Eusebio had one more request to make of Coluna before they left the pitch that night. Too shy to summon up the courage to ask his hero Alfredo Di Stefano for his shirt, the two-goal hero implored Coluna to approach him. When the prized garment eventually came his way, Eusebio kept it with him throughout the evening’s celebrations, and still regards it as one of the greatest trophies he collected during his amazing career.

Today Europe, tomorrow the world
Together Eusebio and team captain Coluna would contest three more European Cup finals with Benfica – failing to win any of them – and form the basis of the great Portugal side that thrilled the crowds at the 1966 FIFA World Cup England™.

With national team captain Germano on the bench, it was Coluna who skippered the side at the world finals. His poise and precision in midfield would help the Black Panther finish the tournament as the leading goalscorer and take the team to third place, which remains Portugal’s best-ever FIFA World Cup finals performance.

Returning from England, Coluna would play for three more years at Benfica before leaving at the end of 1969/70 season for French club Lyon. He made an emotional return to Estadio da Luz in December 1970 for a tribute match against a star-studded world XI featuring the likes of Johan Cruyff and Bobby Moore.

After making a farewell 15-minute appearance in the red jersey, Coluna left the pitch to a rousing ovation. And such was his love for Benfica that he then decided against making his scheduled appearance for the world side, preferring to sit on the sidelines for the rest of the game than run out against the team closest to his heart.

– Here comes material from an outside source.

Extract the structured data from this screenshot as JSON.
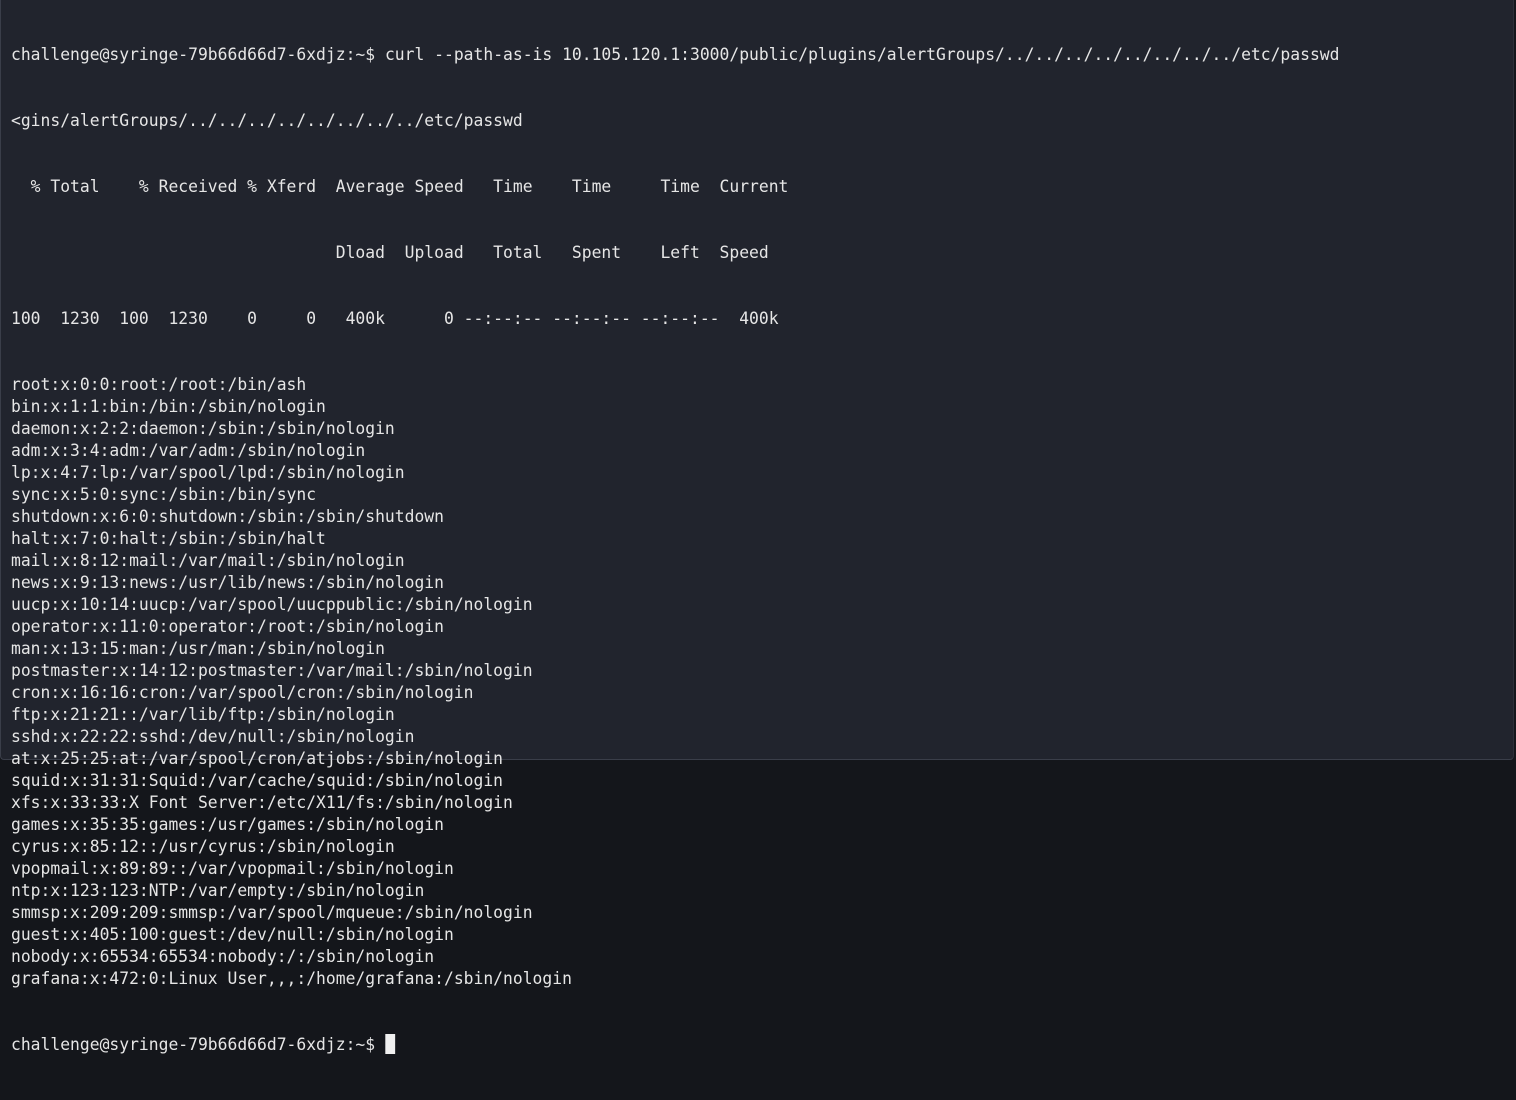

A devoted, dexterous and highly respected servant for club and country, it was not for nothing that the tree-climbing kid from Mozambique became known as O Monstro Sagrado (The Sacred Beast) to Benfica fans, O Didi Europeu to Brazilian football writers, and, memorably, as Mr Coluna to the one and only Eusebio.